Proud Derry father to take the plunge with daily dips for autism charity Jigsaw and school unit
Neil and his wife Karinne, who have two children with autism, Claragh (8) and Clodagh (almost 6) spoke to the Journal about how Jigsaw and the school with its new unit which Clodagh attends have transformed their lives and they wished to “give something back”.
This will be the second year Neil is undertaking the challenge around Inch island and Buncrana, with a GoFundMe page set up and hopes high people will once again show their support.
Neil and Karinne shared the experience of their young daughter Clodagh to explain just how vital and transformative the unit at St Eugene’s PS and Jigsaw have been.
Clodagh had been registered in several schools but eventually they took the tough decision to homeschool their child.
"She lost her hair due to stress and sensory issues. No matter what they did or tried it was the same, she wouldn’t dress, wouldn’t leave the house so we all had a meeting and even her paediatrician said she needs homeschooling. So we did that for a year and it was the best thing we ever did. She started to trust us.
"My other children had gone to St Eugene’s school and it had always been my dream for Clodagh to go there but I knew she would never be in a mainstream class.
“Then St Eugene’s opened a learning support unit in September and they were able to cater for her sensory needs and autism and she is doing amazing. We were scared beforehand but it’s like a dream come true.”
Prior to this there always had to be one person at home for Clodagh and as a family could not do the things most take for granted.
"She thought that when we left the house we were going to school so she became housebound at the age of 3 and that was her for nearly two years. But at the unit they let Clodagh lead the way and now she thrives off the routine of going to see her teacher.”
"For me that unit saved our lives because we didn’t have a life. And we are able to go to the Jigsaw and things like that with her now.”
"We know there are other families out there struggling and we just want to give them hope but also sometimes we have to share our tough times to give that other person hope,” Neil said. “I am so proud of my daughters.”
The couple heaped praise on the staff at St Eugene’s PS as they spoke of the funding challenges the specialist unit is now facing.
They had a special mention for Claragh’s teacher Mr McKenna, who will be joining Neil on some of the swims, and assistant Ms Barber, and Clodagh’s teacher Ms Canavan and classroom assistant Mr McElhinney for all they have done.
The Jigsaw Project meanwhile has been an incredible support to the whole family, as they have been to so many others. “Everything Sonya Blakely has done for us, we would have been lost without her. I didn’t know anything about autism and Sonya and Jigsaw have gone above and beyond,” Karinne said.

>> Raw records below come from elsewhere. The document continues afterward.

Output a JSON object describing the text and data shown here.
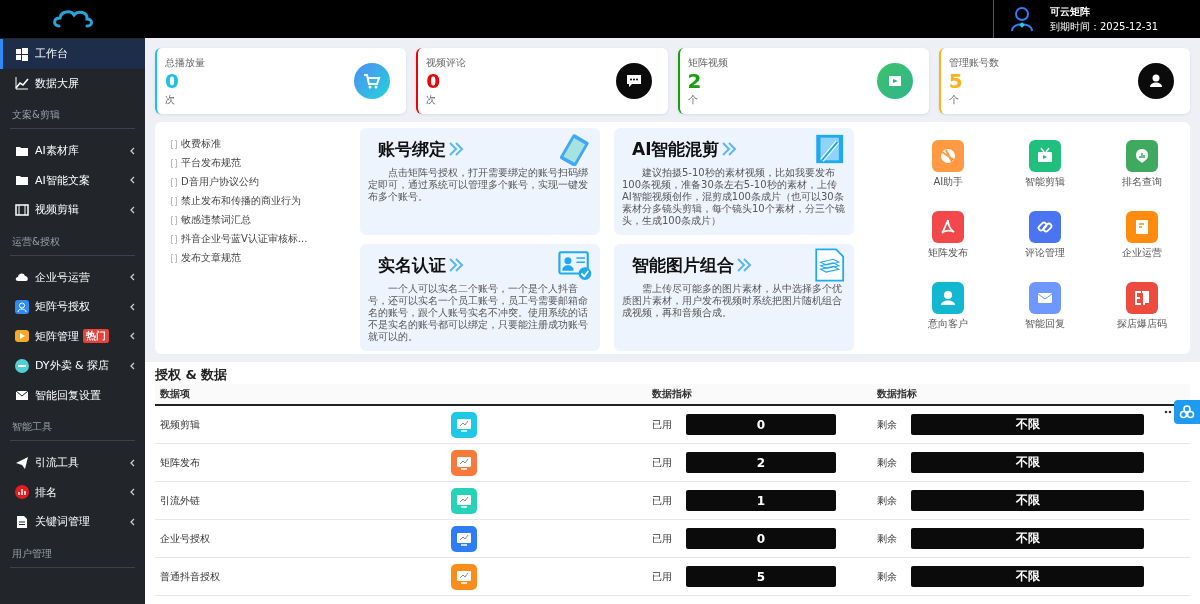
{
  "header": {
    "user_name": "可云矩阵",
    "expiry": "到期时间：2025-12-31"
  },
  "sidebar": {
    "items": [
      {
        "kind": "item",
        "label": "工作台",
        "selected": true,
        "expandable": false
      },
      {
        "kind": "item",
        "label": "数据大屏",
        "selected": false,
        "expandable": false
      },
      {
        "kind": "section",
        "label": "文案&剪辑"
      },
      {
        "kind": "item",
        "label": "AI素材库",
        "selected": false,
        "expandable": true
      },
      {
        "kind": "item",
        "label": "AI智能文案",
        "selected": false,
        "expandable": true
      },
      {
        "kind": "item",
        "label": "视频剪辑",
        "selected": false,
        "expandable": true
      },
      {
        "kind": "section",
        "label": "运营&授权"
      },
      {
        "kind": "item",
        "label": "企业号运营",
        "selected": false,
        "expandable": true
      },
      {
        "kind": "item",
        "label": "矩阵号授权",
        "selected": false,
        "expandable": true
      },
      {
        "kind": "item",
        "label": "矩阵管理",
        "selected": false,
        "expandable": true,
        "badge": "热门"
      },
      {
        "kind": "item",
        "label": "DY外卖 & 探店",
        "selected": false,
        "expandable": true
      },
      {
        "kind": "item",
        "label": "智能回复设置",
        "selected": false,
        "expandable": false
      },
      {
        "kind": "section",
        "label": "智能工具"
      },
      {
        "kind": "item",
        "label": "引流工具",
        "selected": false,
        "expandable": true
      },
      {
        "kind": "item",
        "label": "排名",
        "selected": false,
        "expandable": true
      },
      {
        "kind": "item",
        "label": "关键词管理",
        "selected": false,
        "expandable": true
      },
      {
        "kind": "section",
        "label": "用户管理"
      }
    ]
  },
  "stats": [
    {
      "label": "总播放量",
      "value": "0",
      "unit": "次",
      "color": "#17c1e8",
      "kind": "cart"
    },
    {
      "label": "视频评论",
      "value": "0",
      "unit": "次",
      "color": "#ea0606",
      "kind": "chat"
    },
    {
      "label": "矩阵视频",
      "value": "2",
      "unit": "个",
      "color": "#17a00e",
      "kind": "film"
    },
    {
      "label": "管理账号数",
      "value": "5",
      "unit": "个",
      "color": "#fbb117",
      "kind": "user"
    }
  ],
  "notices": [
    "收费标准",
    "平台发布规范",
    "D音用户协议公约",
    "禁止发布和传播的商业行为",
    "敏感违禁词汇总",
    "抖音企业号蓝V认证审核标...",
    "发布文章规范"
  ],
  "guides": [
    {
      "title": "账号绑定",
      "text": "点击矩阵号授权，打开需要绑定的账号扫码绑定即可，通过系统可以管理多个账号，实现一键发布多个账号。",
      "kind": "phone"
    },
    {
      "title": "AI智能混剪",
      "text": "建议拍摄5-10秒的素材视频，比如我要发布100条视频，准备30条左右5-10秒的素材，上传AI智能视频创作，混剪成100条成片（也可以30条素材分多镜头剪辑，每个镜头10个素材，分三个镜头，生成100条成片）",
      "kind": "film"
    },
    {
      "title": "实名认证",
      "text": "一个人可以实名二个账号，一个是个人抖音号，还可以实名一个员工账号，员工号需要邮箱命名的账号，跟个人账号实名不冲突。使用系统的话不是实名的账号都可以绑定，只要能注册成功账号就可以的。",
      "kind": "idcard"
    },
    {
      "title": "智能图片组合",
      "text": "需上传尽可能多的图片素材，从中选择多个优质图片素材，用户发布视频时系统把图片随机组合成视频，再和音频合成。",
      "kind": "doc"
    }
  ],
  "shortcuts": [
    {
      "label": "AI助手",
      "color": "#ff9a42"
    },
    {
      "label": "智能剪辑",
      "color": "#21bf7e"
    },
    {
      "label": "排名查询",
      "color": "#3daa5f"
    },
    {
      "label": "矩阵发布",
      "color": "#f2474b"
    },
    {
      "label": "评论管理",
      "color": "#4a74f0"
    },
    {
      "label": "企业运营",
      "color": "#ff8c0f"
    },
    {
      "label": "意向客户",
      "color": "#12b8d0"
    },
    {
      "label": "智能回复",
      "color": "#6e97ff"
    },
    {
      "label": "探店爆店码",
      "color": "#ee4b3f"
    }
  ],
  "table": {
    "title": "授权 & 数据",
    "columns": [
      "数据项",
      "数据指标",
      "数据指标"
    ],
    "rows": [
      {
        "name": "视频剪辑",
        "color": "#1ec8e6",
        "used_label": "已用",
        "used": "0",
        "left_label": "剩余",
        "left": "不限"
      },
      {
        "name": "矩阵发布",
        "color": "#f8793a",
        "used_label": "已用",
        "used": "2",
        "left_label": "剩余",
        "left": "不限"
      },
      {
        "name": "引流外链",
        "color": "#27d3b8",
        "used_label": "已用",
        "used": "1",
        "left_label": "剩余",
        "left": "不限"
      },
      {
        "name": "企业号授权",
        "color": "#2f7df6",
        "used_label": "已用",
        "used": "0",
        "left_label": "剩余",
        "left": "不限"
      },
      {
        "name": "普通抖音授权",
        "color": "#fa8d1b",
        "used_label": "已用",
        "used": "5",
        "left_label": "剩余",
        "left": "不限"
      }
    ]
  }
}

The Jigsaw Project provides support for children aged 4 and above and their families. It also organises days out and trips throughout the summer and beyond with their youth club meeting up every Friday. “It is like one big family and there is no judgement.”
Anyone who would like to find out more can visit: www.facebook.com/sonyajigsawproject
Among those joining Neil in the water so far are Councillor Gary Donnelly and former Councillor Mary Durkan, with plans for a big celebratory get together on the final day.
Last year’s finale saw Sonya and the Jigsaw project organise t-shirts and celebrations, with Micky Doherty and Conor McKenna among those who turned up in support last year.
To support the Doherty family’s charity drive, check out their Go Fund Me page at https://gofund.me/fcde8eae